One of the most enigmatic questions of the Torah occurs in this week’s parashah. Why does God need a house?
By Rabbi Daniella Kolodny
One of the most enigmatic questions of the Torah occurs in this week’s parashah. Why does God need a house? The sedrot at this time of year are concerned with the furnishings of the Mikdash or the sanctuary at the centre of the Israelite camp. The Torah lavishes much detail on the dimensions of the sanctuary, the materials to be used and the proper ways to offer up sacrifices.
There is much detail but little explanation for the purpose of the sanctuary. The only explanation occurs in Exodus 25:8 “And let them make Me a sanctuary that I may dwell among them.” The meaning may have been evident to the Children of Israel but to later generations, the intention and objective of building a dedicated sanctuary to God remains an enigma. Why does God, who is incorporeal and transcendent, need a sacred dwelling place? The verse raises more questions than it answers.
Similarly puzzled by the language of the verse, Rashi, the medieval French commentator on the Torah, offers a brief explanation. “They shall make for My Name, a house of holiness.” Embedded in Rashi’s explanation is an insight into the Torah’s evolutionary conception of God. In Exodus 25:8, God is thought to move about the sanctuary and to occupy the mikdash, specifically the space between the two keruvim which sit atop the Ark. The function of the sanctuary is to provide a home for God’s presence to dwell.
Later in the Tanach, the purpose of the Sanctuary changes from God’s abode to a structure for housing the tablets which God gave to Moses. God’s relationship to the Mikdash changes as well; God no longer is depicted as a corporeal being capable of movement; as is suggested in Leviticus 26:12, “I shall move about amongst you” (v’hithalachti b’tochachem), instead God is perceived as an abstract presence.
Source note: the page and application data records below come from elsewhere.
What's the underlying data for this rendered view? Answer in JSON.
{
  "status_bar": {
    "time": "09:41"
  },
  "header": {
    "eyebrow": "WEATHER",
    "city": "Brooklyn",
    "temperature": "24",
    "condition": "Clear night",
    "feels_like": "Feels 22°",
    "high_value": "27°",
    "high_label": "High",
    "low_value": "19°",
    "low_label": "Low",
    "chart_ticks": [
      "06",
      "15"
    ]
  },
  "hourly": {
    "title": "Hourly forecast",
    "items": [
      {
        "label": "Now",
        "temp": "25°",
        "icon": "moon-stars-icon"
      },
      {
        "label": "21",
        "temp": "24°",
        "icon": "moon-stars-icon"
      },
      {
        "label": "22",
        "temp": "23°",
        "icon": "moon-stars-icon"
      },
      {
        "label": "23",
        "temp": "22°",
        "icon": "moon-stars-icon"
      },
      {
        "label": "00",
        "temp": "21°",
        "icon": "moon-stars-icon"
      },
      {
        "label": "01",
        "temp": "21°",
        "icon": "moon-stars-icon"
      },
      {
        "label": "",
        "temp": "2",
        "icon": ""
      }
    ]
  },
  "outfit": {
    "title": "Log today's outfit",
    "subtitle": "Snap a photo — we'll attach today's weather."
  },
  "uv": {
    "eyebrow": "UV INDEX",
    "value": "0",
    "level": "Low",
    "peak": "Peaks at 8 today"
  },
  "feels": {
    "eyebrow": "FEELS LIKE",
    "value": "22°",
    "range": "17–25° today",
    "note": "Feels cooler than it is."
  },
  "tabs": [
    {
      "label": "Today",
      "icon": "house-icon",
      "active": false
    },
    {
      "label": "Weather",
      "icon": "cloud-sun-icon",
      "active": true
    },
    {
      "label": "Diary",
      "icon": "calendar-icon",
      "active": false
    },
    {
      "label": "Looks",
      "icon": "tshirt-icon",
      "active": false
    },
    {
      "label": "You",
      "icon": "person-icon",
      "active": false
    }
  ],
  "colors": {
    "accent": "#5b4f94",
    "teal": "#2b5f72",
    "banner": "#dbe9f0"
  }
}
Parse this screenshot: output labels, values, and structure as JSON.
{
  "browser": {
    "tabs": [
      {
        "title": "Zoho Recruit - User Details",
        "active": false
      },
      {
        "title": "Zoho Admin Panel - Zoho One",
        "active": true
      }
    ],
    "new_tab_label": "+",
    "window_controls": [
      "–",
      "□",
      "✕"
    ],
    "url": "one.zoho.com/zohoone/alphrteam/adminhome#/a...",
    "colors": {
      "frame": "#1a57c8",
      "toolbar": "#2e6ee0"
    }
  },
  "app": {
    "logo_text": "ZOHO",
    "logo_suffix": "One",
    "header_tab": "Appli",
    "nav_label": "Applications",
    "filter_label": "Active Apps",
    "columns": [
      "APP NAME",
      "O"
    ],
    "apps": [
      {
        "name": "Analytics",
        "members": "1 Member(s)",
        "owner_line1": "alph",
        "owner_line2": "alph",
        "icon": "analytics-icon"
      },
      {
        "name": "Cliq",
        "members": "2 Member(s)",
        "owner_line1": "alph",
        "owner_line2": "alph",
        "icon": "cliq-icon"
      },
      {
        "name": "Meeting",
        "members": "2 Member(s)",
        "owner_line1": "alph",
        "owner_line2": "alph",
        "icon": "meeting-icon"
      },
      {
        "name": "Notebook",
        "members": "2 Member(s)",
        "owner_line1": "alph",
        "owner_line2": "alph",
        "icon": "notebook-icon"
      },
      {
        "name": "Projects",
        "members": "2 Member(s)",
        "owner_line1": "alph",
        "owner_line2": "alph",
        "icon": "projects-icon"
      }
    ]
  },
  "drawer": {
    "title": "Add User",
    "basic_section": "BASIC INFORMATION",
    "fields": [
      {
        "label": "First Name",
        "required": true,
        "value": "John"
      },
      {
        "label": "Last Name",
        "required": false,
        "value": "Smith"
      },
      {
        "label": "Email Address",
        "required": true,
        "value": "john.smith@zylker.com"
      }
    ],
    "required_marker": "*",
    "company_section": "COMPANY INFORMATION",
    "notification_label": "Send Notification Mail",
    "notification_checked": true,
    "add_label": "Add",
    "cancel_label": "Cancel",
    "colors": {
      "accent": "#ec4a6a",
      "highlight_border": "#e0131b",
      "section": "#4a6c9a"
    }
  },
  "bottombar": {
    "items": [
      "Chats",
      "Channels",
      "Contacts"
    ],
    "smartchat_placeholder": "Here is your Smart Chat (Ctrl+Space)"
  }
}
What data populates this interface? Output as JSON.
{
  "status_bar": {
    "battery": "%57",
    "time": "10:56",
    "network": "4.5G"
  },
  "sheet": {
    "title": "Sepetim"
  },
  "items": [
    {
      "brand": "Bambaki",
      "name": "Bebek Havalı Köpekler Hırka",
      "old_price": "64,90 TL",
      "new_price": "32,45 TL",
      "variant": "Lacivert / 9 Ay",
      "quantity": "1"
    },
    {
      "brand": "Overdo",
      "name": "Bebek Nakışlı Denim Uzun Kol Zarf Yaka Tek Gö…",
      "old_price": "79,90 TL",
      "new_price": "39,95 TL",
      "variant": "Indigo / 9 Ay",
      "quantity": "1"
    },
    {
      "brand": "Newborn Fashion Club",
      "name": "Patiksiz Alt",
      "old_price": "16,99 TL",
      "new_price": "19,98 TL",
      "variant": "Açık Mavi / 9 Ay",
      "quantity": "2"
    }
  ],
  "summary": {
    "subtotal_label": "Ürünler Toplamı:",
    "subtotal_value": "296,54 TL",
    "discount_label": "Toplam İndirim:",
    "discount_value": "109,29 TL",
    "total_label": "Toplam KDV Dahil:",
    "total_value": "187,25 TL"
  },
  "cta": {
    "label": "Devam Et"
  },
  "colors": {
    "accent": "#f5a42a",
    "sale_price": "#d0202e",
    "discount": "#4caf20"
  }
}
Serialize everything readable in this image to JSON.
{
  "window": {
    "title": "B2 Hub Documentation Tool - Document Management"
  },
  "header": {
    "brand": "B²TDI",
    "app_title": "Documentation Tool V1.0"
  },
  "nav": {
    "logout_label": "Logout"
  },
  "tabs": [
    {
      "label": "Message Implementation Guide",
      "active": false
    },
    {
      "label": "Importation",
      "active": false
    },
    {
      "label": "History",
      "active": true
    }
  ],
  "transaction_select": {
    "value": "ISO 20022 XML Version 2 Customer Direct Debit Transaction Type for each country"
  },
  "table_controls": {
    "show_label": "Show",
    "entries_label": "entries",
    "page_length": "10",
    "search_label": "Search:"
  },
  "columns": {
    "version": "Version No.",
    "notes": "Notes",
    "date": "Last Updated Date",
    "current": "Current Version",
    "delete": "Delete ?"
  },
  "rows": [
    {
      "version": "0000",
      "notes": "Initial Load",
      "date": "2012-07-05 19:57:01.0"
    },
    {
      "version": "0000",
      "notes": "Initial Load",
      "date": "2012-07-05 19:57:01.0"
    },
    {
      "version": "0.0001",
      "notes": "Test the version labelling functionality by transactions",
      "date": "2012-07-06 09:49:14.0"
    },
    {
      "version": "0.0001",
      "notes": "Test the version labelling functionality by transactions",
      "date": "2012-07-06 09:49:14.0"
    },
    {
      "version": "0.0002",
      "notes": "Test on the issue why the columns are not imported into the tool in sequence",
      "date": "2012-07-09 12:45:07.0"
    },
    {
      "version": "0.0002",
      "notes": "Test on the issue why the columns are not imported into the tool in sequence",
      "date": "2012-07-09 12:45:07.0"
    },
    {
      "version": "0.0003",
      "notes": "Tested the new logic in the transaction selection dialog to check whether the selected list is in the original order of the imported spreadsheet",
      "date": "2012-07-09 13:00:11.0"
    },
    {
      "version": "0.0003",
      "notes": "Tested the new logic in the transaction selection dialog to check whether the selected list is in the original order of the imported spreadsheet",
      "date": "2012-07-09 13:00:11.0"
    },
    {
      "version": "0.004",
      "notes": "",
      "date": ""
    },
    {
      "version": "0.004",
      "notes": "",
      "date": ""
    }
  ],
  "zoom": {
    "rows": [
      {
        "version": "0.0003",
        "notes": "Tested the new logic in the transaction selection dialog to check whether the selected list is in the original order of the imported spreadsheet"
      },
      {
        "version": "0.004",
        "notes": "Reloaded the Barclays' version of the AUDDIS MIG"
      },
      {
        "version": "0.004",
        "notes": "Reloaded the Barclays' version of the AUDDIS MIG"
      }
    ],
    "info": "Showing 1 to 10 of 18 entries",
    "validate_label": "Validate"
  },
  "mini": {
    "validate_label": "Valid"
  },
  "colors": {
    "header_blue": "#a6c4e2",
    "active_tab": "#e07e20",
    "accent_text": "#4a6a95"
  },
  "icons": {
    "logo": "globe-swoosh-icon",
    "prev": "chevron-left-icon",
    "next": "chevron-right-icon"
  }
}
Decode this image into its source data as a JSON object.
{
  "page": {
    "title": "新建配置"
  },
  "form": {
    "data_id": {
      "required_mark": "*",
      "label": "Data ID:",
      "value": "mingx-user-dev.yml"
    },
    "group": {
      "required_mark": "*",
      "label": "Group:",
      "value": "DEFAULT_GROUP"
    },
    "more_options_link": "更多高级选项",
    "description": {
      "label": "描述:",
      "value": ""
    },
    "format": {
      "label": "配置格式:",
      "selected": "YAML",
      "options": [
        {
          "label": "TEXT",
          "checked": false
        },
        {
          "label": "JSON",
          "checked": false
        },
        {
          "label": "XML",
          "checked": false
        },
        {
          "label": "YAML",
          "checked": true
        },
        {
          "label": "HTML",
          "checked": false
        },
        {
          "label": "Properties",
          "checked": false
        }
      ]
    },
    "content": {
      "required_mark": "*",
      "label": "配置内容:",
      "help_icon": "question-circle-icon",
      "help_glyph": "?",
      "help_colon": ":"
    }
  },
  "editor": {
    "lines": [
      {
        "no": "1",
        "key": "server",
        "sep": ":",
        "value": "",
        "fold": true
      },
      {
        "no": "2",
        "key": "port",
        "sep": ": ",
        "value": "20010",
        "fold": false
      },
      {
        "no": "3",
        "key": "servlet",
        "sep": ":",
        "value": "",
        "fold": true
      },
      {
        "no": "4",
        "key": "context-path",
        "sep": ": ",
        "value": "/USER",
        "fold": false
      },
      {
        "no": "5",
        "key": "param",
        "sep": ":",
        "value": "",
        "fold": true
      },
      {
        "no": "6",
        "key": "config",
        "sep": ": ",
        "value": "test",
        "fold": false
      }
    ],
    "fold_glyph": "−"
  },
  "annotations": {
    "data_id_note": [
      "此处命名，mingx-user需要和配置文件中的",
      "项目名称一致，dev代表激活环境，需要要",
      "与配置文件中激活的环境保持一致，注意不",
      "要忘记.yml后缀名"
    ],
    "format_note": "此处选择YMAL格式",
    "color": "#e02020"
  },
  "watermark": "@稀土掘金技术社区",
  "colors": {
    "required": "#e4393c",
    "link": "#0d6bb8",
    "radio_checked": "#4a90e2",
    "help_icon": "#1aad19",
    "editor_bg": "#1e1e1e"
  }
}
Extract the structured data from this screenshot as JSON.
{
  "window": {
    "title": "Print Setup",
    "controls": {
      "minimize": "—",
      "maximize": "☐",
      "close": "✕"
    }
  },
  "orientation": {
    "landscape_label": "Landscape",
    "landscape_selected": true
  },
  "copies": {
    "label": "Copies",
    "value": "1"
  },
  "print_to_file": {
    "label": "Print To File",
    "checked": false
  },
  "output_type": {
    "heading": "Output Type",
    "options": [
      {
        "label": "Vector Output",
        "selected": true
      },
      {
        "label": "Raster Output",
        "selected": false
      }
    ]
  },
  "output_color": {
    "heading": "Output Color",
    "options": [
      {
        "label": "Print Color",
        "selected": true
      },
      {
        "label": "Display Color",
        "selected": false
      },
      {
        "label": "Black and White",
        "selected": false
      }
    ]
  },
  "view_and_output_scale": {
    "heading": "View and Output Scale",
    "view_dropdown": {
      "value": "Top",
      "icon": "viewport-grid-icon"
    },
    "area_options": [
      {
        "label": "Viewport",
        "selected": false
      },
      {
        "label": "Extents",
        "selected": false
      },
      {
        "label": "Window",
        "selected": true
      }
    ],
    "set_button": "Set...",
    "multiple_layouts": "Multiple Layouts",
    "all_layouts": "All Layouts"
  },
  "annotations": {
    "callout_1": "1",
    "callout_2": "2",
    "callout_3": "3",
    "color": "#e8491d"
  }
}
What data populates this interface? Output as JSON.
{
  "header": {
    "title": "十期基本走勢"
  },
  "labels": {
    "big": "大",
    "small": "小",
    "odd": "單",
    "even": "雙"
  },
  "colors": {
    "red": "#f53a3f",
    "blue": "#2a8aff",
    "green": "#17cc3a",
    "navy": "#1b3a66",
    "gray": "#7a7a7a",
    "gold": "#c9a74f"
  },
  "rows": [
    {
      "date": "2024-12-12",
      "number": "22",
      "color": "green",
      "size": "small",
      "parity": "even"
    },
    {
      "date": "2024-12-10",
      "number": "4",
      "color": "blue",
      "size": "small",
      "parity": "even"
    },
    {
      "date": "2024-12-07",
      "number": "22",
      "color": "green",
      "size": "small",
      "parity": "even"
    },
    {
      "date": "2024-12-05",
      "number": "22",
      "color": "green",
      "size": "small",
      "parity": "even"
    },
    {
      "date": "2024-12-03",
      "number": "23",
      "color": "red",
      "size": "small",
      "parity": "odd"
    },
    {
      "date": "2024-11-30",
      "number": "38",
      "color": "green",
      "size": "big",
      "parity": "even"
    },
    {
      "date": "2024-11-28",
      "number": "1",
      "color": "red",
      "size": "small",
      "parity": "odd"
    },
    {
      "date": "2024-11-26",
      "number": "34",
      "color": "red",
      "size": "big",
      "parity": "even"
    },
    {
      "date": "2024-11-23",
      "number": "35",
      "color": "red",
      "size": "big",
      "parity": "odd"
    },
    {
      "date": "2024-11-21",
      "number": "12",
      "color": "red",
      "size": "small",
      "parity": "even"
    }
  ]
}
The purpose of the Mikdash and the God’s relationship to the Mikdash are treated differently later in the Tanach. There, the Tanach teaches that only God’s nameexists in the Mishkan. God does not reveal God’s full self in the Mikdash only the knowledge that God exists. No longer does God need a Mikdash, as God dwells in heaven. The Mikdash is transformed, it is now a now a House of Worship for all of God’s people to offer their prayers and sacrifices. In the Book of Kings we read about Solomon’s promise to the Elders of Israel “I have built the House for the name of the Lord, the God of Israel; and I have set a place there for the Ark, containing the covenant which the Lord made with our fathers when He brought them out of the Land of Israel.” (I Kings 8:20-21)
Rashi teaches that God is transcendent, wholly other from human activities, but the Mikdash is a House of Holiness meant to carry people to emulate God’s ways. At their best our synagogues, as in the days of the Mishkan, inspire us to find and live God’s ways of holiness.
Rabbi Daniella Kolodny is Communities and Learning Director at Masorti Judaism and a member of New North London Synagogue